It depends on the purpose of the research. You may use your own students’ data for research without obtaining written consent if you are conducting research into the effectiveness of the educational programs you provide and if only university faculty and staff who have professional responsibility to conduct the research will have access to the records. If your research has another purpose, you must obtain student written consent or use de-identified data.  Your own students’ data can be de-identified by a school official with access to the data and then be provided back to you in the de-identified format for research purposes.
The written release must: (1) specify the records that may be disclosed, (2) state the purpose of the disclosure, and (3) identify the party or class of parties to whom the disclosure may be made. This information can be included in the informed consent presented to participants for participation in the research study. 

Examples of working with FERPA-protected data at the University of Tennessee, Knoxville:

A professor wants to conduct research on how first-year college students are adjusting to the transition to college. She asks instructors of First-Year Studies courses to give her the email addresses of their students so that she can send them a recruitment flyer about the study.

This recruitment method would require the course instructors to violate FERPA because course rosters are FERPA-protected and cannot be released for research purposes without student consent. An alternative option would be for the professor to ask instructors of First-Year Studies courses to share a recruitment flyer with their students on her behalf.

A graduate student wants to conduct research on how student grades differ for classes that are taught online versus in-person. A faculty member in her department (who is not affiliated with the research) is teaching two sections of an English Course – one is online, and one is in person. The graduate student asks the faculty member to share de-identified exam scores for each course so that she can compare them to each other. No direct or indirect identifiers will be included in the data that is shared and there is no code key that would allow for re-identification of students.

This study does not violate FERPA regulations. Although student grades are being shared for research purposes, they are not being shared in an identifiable manner.

If student demographic data was being shared along with the grades, there is the possibility that the data may become identifiable. For example, if student gender and race were shared and there was only one black female student in the online course, that individual student’s grades would be able to be identified even though her name wasn’t shared. In this case, written consent from the students would be required for this research.

A faculty member wants to conduct research on whether student anxiety about math is related to their exam scores in his Economics course. Students who participate in the study will be asked to complete a survey that assesses their anxiety about math, and this will be correlated to their exam scores throughout the semester.

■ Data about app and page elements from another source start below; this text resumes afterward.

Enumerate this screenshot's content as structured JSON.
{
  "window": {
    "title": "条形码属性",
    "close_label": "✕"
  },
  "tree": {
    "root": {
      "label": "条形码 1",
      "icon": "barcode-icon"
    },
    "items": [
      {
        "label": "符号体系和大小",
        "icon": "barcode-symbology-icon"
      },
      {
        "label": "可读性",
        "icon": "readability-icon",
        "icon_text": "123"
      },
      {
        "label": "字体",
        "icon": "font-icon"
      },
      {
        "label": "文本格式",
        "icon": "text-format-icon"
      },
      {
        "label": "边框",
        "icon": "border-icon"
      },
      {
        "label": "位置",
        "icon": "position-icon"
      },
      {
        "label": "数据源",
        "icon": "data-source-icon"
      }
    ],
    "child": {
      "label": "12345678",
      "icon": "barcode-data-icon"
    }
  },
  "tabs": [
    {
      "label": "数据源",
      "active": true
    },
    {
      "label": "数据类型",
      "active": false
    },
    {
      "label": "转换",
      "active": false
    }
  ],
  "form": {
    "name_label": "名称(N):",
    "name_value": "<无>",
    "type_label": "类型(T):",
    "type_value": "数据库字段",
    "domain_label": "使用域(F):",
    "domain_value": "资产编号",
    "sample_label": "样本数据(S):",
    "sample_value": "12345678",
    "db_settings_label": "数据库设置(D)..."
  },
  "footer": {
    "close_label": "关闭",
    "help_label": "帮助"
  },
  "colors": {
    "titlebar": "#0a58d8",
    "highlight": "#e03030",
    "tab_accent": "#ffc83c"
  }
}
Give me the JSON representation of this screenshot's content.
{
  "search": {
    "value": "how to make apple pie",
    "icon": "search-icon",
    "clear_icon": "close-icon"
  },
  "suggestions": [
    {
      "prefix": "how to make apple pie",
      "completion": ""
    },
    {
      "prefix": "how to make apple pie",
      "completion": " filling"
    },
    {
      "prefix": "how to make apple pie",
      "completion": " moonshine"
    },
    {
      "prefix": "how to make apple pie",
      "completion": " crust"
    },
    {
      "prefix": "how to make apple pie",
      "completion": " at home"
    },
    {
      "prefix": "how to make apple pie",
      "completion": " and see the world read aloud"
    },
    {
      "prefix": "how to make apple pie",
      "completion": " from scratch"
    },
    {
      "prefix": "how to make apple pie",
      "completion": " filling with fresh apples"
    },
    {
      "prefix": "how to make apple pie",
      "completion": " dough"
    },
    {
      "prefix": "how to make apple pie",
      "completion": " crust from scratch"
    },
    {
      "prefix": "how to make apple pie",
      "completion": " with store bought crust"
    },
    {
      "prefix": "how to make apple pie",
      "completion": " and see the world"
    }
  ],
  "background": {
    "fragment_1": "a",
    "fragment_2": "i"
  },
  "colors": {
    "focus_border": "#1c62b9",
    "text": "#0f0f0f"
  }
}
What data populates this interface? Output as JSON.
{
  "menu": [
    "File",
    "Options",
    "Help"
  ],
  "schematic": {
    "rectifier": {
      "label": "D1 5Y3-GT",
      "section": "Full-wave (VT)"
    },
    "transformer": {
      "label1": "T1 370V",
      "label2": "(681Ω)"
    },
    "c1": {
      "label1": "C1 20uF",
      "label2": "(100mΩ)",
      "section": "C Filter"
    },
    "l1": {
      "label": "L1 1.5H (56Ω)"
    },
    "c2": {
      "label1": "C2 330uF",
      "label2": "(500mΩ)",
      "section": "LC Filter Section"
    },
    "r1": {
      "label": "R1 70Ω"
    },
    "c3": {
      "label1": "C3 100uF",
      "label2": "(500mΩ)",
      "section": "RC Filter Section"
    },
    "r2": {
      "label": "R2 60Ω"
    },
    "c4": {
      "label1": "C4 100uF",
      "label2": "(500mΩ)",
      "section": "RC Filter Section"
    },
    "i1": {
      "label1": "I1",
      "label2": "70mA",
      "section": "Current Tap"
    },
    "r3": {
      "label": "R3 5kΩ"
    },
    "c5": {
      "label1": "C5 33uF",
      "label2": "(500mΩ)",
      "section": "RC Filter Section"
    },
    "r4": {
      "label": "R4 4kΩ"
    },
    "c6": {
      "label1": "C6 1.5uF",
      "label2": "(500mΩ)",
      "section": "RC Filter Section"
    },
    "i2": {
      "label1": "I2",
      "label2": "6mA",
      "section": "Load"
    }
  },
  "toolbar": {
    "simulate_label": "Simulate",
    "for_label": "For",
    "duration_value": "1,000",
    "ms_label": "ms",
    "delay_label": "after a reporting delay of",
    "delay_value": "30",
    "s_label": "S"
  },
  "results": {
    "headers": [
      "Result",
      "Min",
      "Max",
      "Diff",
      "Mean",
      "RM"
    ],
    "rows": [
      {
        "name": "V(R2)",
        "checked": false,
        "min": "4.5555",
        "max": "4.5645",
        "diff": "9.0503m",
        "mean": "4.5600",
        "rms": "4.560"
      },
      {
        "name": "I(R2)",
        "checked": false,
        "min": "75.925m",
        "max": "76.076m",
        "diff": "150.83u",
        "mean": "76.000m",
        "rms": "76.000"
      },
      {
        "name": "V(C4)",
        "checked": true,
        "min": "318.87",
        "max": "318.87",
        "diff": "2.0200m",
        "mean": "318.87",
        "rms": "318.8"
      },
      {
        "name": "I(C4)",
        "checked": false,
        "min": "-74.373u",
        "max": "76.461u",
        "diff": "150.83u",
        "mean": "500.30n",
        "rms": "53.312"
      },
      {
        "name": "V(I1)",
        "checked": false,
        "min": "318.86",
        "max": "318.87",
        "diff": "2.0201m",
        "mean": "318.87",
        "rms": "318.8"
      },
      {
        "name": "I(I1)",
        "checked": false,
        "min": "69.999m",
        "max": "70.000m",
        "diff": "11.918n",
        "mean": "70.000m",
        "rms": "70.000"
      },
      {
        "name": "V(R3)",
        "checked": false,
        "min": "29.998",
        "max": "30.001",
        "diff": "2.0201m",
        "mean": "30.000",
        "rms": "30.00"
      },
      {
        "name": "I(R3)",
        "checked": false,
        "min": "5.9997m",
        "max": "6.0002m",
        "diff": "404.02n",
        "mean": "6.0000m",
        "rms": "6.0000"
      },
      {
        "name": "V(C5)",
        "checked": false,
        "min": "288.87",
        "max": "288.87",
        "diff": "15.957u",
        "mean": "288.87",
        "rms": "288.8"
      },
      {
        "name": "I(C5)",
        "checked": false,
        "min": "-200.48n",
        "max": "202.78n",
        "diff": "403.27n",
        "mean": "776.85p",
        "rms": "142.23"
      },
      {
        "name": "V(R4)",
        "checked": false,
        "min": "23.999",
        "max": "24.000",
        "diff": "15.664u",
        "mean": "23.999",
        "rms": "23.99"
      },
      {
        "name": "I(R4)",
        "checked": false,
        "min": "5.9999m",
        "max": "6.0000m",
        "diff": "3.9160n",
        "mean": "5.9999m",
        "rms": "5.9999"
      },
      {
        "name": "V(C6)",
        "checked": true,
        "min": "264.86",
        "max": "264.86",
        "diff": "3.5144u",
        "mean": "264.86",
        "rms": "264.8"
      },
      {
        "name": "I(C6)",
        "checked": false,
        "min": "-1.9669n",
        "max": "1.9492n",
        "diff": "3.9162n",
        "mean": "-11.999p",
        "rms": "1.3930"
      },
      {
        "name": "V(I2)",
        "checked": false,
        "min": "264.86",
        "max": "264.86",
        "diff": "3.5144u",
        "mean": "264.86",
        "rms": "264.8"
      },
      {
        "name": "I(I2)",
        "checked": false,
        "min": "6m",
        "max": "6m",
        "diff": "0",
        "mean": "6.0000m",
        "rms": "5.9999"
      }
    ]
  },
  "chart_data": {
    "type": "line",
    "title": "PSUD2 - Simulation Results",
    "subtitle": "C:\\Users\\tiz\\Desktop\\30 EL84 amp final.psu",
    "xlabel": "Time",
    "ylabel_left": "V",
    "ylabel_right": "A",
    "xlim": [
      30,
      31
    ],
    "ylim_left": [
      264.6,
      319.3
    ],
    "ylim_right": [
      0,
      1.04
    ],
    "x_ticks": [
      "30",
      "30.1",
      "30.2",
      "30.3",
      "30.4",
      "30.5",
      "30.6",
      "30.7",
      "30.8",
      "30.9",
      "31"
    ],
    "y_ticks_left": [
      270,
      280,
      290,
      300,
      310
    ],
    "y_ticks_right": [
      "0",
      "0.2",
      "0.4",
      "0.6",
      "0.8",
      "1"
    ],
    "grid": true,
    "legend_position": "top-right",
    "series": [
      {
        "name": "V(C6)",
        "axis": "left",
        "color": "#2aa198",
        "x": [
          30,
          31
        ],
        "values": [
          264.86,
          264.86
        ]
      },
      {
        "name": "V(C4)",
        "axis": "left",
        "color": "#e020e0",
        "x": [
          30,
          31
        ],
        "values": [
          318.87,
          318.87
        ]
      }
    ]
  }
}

Although the faculty member has access to student exam scores for teaching purposes, he must obtain written consent from the students to use them for research purposes. This research does not violate FERPA as long as students give written consent for their exam scores to be used for the research.